TASK DETAILS: Among the lines of the entries below, count those containing the word "flag" and answer with the number only.

RECORDS:
■ ■ ■
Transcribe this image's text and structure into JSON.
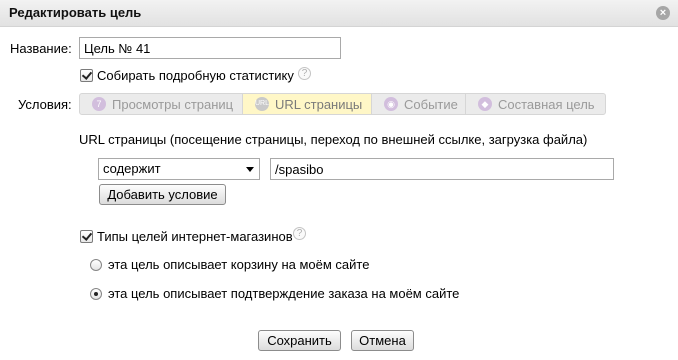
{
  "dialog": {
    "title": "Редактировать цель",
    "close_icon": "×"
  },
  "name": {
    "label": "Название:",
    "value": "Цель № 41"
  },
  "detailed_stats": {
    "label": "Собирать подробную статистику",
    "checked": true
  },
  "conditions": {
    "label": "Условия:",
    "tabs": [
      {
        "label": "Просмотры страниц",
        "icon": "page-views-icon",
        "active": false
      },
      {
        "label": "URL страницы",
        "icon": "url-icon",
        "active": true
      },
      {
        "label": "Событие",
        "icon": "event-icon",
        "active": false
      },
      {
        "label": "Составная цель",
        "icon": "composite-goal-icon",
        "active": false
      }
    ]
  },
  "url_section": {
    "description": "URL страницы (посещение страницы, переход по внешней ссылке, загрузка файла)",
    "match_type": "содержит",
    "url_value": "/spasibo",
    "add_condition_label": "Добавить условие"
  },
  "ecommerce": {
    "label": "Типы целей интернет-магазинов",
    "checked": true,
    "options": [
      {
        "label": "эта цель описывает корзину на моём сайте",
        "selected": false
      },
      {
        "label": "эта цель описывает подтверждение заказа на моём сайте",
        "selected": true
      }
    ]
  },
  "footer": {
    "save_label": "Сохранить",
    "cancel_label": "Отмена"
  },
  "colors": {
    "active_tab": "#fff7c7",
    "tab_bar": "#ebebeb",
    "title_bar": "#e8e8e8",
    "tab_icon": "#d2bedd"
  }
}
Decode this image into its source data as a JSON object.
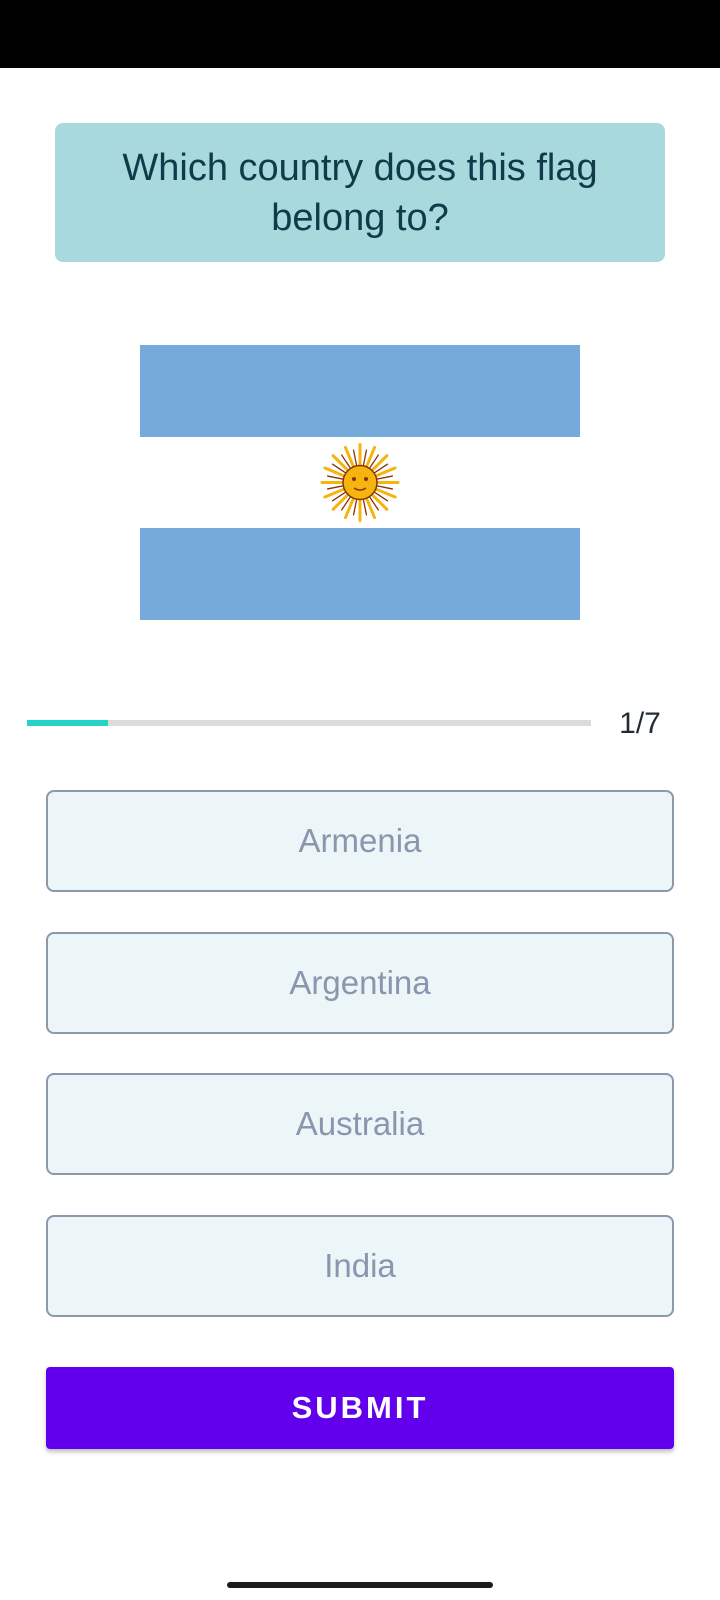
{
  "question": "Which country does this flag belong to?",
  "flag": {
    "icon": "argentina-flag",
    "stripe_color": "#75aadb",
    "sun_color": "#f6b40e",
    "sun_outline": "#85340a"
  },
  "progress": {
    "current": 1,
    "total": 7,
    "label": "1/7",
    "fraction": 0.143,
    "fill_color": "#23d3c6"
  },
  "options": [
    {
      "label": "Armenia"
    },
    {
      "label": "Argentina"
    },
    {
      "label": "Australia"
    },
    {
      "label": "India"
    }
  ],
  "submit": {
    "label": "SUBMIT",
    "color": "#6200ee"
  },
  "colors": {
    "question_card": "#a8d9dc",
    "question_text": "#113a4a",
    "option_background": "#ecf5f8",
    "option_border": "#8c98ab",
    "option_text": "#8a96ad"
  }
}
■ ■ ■
YOUR RESPONSE: 3